Stored data:
--

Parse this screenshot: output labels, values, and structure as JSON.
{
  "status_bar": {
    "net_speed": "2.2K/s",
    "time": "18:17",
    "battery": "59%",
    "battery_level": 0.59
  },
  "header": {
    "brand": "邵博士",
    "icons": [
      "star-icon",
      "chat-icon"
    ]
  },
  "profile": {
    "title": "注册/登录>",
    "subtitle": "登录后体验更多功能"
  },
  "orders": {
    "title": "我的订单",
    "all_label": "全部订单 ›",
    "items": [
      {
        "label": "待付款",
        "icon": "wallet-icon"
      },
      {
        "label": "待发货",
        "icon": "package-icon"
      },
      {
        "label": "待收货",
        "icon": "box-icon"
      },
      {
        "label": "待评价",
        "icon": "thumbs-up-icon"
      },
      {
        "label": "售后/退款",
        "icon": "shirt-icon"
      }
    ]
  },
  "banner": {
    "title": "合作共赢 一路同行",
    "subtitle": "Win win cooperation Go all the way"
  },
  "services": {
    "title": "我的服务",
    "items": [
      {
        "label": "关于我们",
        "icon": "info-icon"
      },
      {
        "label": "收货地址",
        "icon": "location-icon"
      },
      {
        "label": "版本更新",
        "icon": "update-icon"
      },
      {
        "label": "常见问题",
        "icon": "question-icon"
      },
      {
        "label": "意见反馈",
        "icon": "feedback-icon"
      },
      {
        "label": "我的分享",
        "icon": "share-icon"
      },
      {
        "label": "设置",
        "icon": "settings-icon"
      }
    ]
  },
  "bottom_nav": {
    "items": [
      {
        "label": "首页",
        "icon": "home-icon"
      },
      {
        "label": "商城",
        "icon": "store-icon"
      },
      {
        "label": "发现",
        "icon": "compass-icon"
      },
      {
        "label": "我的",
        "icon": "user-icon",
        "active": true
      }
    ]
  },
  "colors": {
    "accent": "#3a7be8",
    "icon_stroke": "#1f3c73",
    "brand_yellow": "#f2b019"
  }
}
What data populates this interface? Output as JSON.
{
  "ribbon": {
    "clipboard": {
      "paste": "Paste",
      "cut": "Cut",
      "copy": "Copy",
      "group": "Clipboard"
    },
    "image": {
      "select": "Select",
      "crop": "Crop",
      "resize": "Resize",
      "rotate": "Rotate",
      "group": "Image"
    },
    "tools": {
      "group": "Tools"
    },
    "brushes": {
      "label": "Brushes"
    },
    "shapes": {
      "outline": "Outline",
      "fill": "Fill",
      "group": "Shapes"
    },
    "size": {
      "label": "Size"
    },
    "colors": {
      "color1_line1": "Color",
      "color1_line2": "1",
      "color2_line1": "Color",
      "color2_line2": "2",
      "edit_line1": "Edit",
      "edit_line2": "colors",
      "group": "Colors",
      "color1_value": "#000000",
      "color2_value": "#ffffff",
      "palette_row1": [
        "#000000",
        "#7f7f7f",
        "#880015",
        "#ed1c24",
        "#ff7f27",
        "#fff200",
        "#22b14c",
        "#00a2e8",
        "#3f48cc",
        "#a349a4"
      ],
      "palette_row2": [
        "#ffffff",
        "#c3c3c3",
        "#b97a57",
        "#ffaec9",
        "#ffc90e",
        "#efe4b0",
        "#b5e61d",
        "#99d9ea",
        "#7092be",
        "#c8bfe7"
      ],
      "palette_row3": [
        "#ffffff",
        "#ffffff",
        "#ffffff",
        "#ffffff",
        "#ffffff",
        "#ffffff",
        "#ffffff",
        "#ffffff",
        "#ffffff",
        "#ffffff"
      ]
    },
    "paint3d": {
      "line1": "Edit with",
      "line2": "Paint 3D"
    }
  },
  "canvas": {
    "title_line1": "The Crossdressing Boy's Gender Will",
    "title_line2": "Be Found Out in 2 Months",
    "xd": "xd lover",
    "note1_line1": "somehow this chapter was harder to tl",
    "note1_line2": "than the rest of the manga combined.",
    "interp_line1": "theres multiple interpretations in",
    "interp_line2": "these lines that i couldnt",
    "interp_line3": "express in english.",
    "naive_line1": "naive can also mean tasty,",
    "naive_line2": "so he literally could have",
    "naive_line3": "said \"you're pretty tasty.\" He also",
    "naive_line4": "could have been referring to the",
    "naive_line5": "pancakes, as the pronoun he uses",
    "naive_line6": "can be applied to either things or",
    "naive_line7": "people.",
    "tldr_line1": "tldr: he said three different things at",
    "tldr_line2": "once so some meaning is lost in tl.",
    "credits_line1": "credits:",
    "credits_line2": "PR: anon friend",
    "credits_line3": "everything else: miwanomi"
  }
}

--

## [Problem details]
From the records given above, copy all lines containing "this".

## [Answer for the task]
Parse this screenshot: output labels, values, and structure as JSON.
What data populates this interface? Output as JSON.
    "note1_line1": "somehow this chapter was harder to tl",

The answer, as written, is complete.